■ **WORK INSTRUCTION**: Using the listing below, reproduce exactly the lines from the one with "Give me the" through the last, with all pictures left out.

■ **GIVEN RECORDS**:

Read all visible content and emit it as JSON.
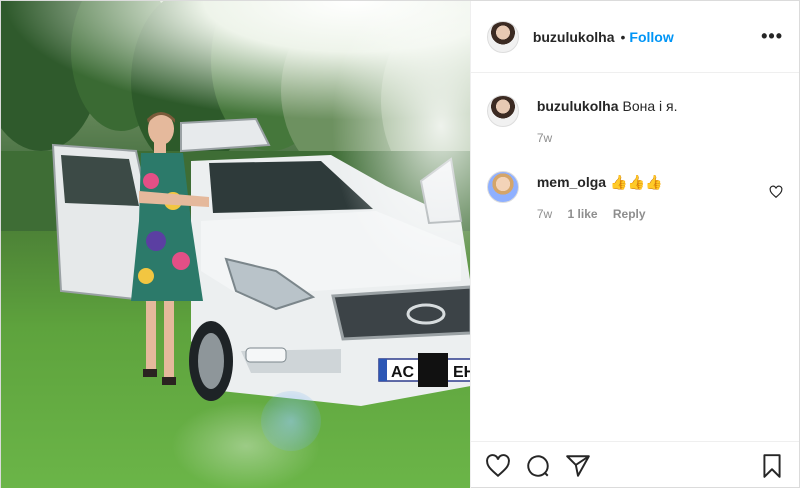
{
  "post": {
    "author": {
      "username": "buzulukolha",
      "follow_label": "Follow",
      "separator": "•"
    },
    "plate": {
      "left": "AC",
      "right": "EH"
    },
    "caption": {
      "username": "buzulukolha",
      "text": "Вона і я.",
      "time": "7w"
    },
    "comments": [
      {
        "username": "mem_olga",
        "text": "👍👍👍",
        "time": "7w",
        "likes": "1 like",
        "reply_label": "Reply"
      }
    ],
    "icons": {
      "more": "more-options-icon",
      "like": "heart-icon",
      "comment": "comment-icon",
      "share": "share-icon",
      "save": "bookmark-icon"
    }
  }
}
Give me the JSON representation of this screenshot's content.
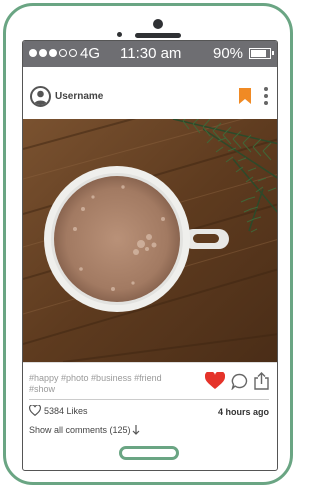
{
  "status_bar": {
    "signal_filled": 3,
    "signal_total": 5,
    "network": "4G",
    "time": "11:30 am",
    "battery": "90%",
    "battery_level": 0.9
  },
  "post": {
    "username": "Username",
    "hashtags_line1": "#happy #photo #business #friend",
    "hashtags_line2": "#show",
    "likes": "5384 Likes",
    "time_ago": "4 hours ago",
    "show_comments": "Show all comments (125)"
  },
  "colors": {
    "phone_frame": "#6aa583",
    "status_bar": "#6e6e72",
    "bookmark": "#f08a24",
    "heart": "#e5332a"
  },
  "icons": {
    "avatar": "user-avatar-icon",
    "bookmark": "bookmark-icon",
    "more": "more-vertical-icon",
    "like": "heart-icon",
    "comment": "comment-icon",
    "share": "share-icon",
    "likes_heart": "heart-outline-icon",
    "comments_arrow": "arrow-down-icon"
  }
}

■ **RESPONSE FOR THIS EXERCISE**:
Give me the JSON representation of this screenshot's content.
{
  "status_bar": {
    "signal_filled": 3,
    "signal_total": 5,
    "network": "4G",
    "time": "11:30 am",
    "battery": "90%",
    "battery_level": 0.9
  },
  "post": {
    "username": "Username",
    "hashtags_line1": "#happy #photo #business #friend",
    "hashtags_line2": "#show",
    "likes": "5384 Likes",
    "time_ago": "4 hours ago",
    "show_comments": "Show all comments (125)"
  },
  "colors": {
    "phone_frame": "#6aa583",
    "status_bar": "#6e6e72",
    "bookmark": "#f08a24",
    "heart": "#e5332a"
  },
  "icons": {
    "avatar": "user-avatar-icon",
    "bookmark": "bookmark-icon",
    "more": "more-vertical-icon",
    "like": "heart-icon",
    "comment": "comment-icon",
    "share": "share-icon",
    "likes_heart": "heart-outline-icon",
    "comments_arrow": "arrow-down-icon"
  }
}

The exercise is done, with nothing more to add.